Poetry Contests

Since I wrote about slams and haiku contests in my last posts, I thought I should add a little about poetry contests. I think competition is great in poetry, but poets need to beware when they enter one!

The Iowa Poetry Association (for whom I have judged) is a member of the National Federation of State Poetry Societies, which has members in 35 states. Literary magazines and other organizations also conduct legitimate contests, but there are also more dubious contests to watch out for. Wind Publications maintains a list of some of the worst offenders, contests that will award publication to anything remotely resembling a poem and sell leather bound copies of books with thousands of ‘poems’ to unsuspecting ‘winners.’ Offers to attend conferences or for other merchandise usually follow. Their goal is clearly to make as much money off amateur poets as possible before they learn their lesson.

Even some of the legitimate contests have been plagued with ethical issues. Though most magazines aren’t trying to scam your money, judging has been criticized as unfair. So the Council of Literary Magazines and Presses developed a code of ethics for literary contests. Look for member magazines or for contests that follow this code, or where the judges are announced in advance and are known writers. Also consider the cost of the contest (free contests often are after your money once you are ‘awarded a prize,’ but relatively small reading fees are normal for contests). When weighing the cost, consider what your contest fee buys: a copy of the winning book or a past winner? a subscription to the magazine? Consider the prestige of the contest and the final product that is produced. If you wouldn’t want to be in the anthology or magazine, or if you wouldn’t want your book to look like the others the contest has produced, then it’s not worth entering. Consider the distribution of the product. Are their books or magazines readily available?
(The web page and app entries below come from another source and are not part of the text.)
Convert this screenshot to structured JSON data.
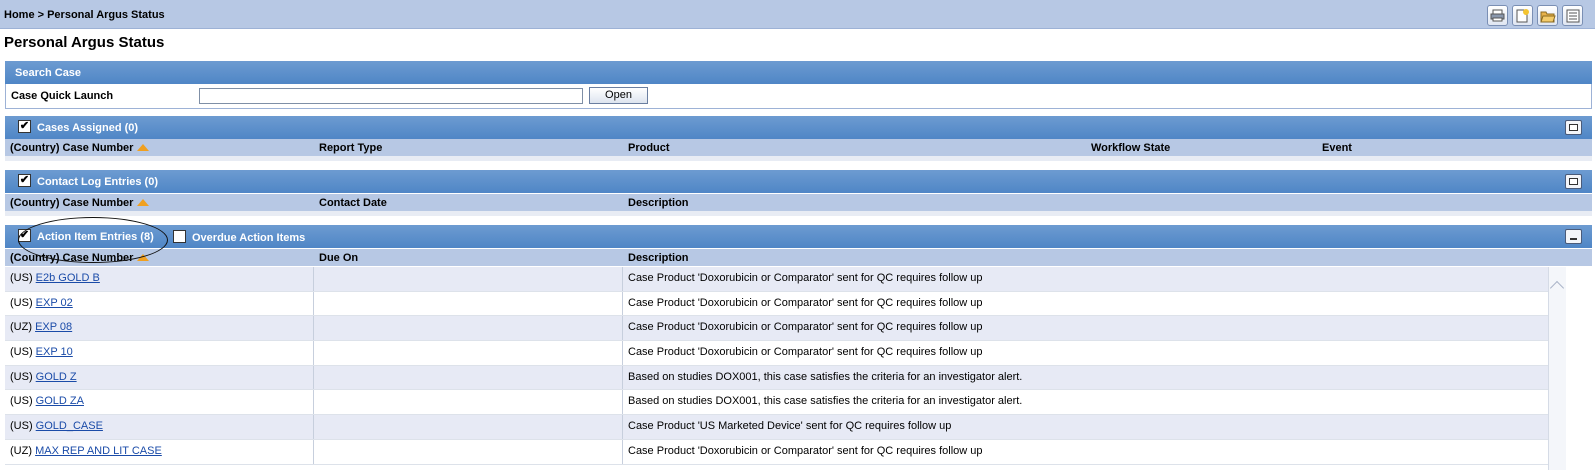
{
  "breadcrumb": "Home > Personal Argus Status",
  "page_title": "Personal Argus Status",
  "toolbar_icons": [
    "print-icon",
    "new-document-icon",
    "open-folder-icon",
    "list-icon"
  ],
  "search": {
    "header": "Search Case",
    "label": "Case Quick Launch",
    "value": "",
    "placeholder": "",
    "open_label": "Open"
  },
  "cases_assigned": {
    "title": "Cases Assigned (0)",
    "checked": true,
    "columns": [
      "(Country) Case Number",
      "Report Type",
      "Product",
      "Workflow State",
      "Event"
    ]
  },
  "contact_log": {
    "title": "Contact Log Entries (0)",
    "checked": true,
    "columns": [
      "(Country) Case Number",
      "Contact Date",
      "Description"
    ]
  },
  "action_items": {
    "title": "Action Item Entries (8)",
    "checked": true,
    "overdue_label": "Overdue Action Items",
    "overdue_checked": false,
    "columns": [
      "(Country) Case Number",
      "Due On",
      "Description"
    ],
    "rows": [
      {
        "country": "(US)",
        "case": "E2b GOLD B",
        "due": "",
        "description": "Case Product 'Doxorubicin or Comparator' sent for QC requires follow up"
      },
      {
        "country": "(US)",
        "case": "EXP 02",
        "due": "",
        "description": "Case Product 'Doxorubicin or Comparator' sent for QC requires follow up"
      },
      {
        "country": "(UZ)",
        "case": "EXP 08",
        "due": "",
        "description": "Case Product 'Doxorubicin or Comparator' sent for QC requires follow up"
      },
      {
        "country": "(US)",
        "case": "EXP 10",
        "due": "",
        "description": "Case Product 'Doxorubicin or Comparator' sent for QC requires follow up"
      },
      {
        "country": "(US)",
        "case": "GOLD Z",
        "due": "",
        "description": "Based on studies DOX001, this case satisfies the criteria for an investigator alert."
      },
      {
        "country": "(US)",
        "case": "GOLD ZA",
        "due": "",
        "description": "Based on studies DOX001, this case satisfies the criteria for an investigator alert."
      },
      {
        "country": "(US)",
        "case": "GOLD_CASE",
        "due": "",
        "description": "Case Product 'US Marketed Device' sent for QC requires follow up"
      },
      {
        "country": "(UZ)",
        "case": "MAX REP AND LIT CASE",
        "due": "",
        "description": "Case Product 'Doxorubicin or Comparator' sent for QC requires follow up"
      }
    ]
  },
  "colors": {
    "header_blue": "#4f86c6",
    "column_header": "#b7c8e4",
    "link": "#1a4ba8",
    "sort_arrow": "#f0a020"
  }
}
Search the web to see if others have had a good or bad experience with a contest, but remember the shady ones are good at changing their name frequently! Search on their website or submission information as well as their name. Often that isn’t changed. If the same website is used for 10 different contests, there’s a good chance it isn’t legit.

I have a love/hate relationship with all contests. They are part of what makes poetry publishing possible in the United States, and they can legitimately bring new poets broader recognition. I wish, though, that more people bought poetry and we didn’t have to rely on contests to subsidize the poetry industry. That’s wishful thinking, though, and as I said in my last post, the idea of poetry competitions has been around for a long time. Just be careful when you tread in those waters!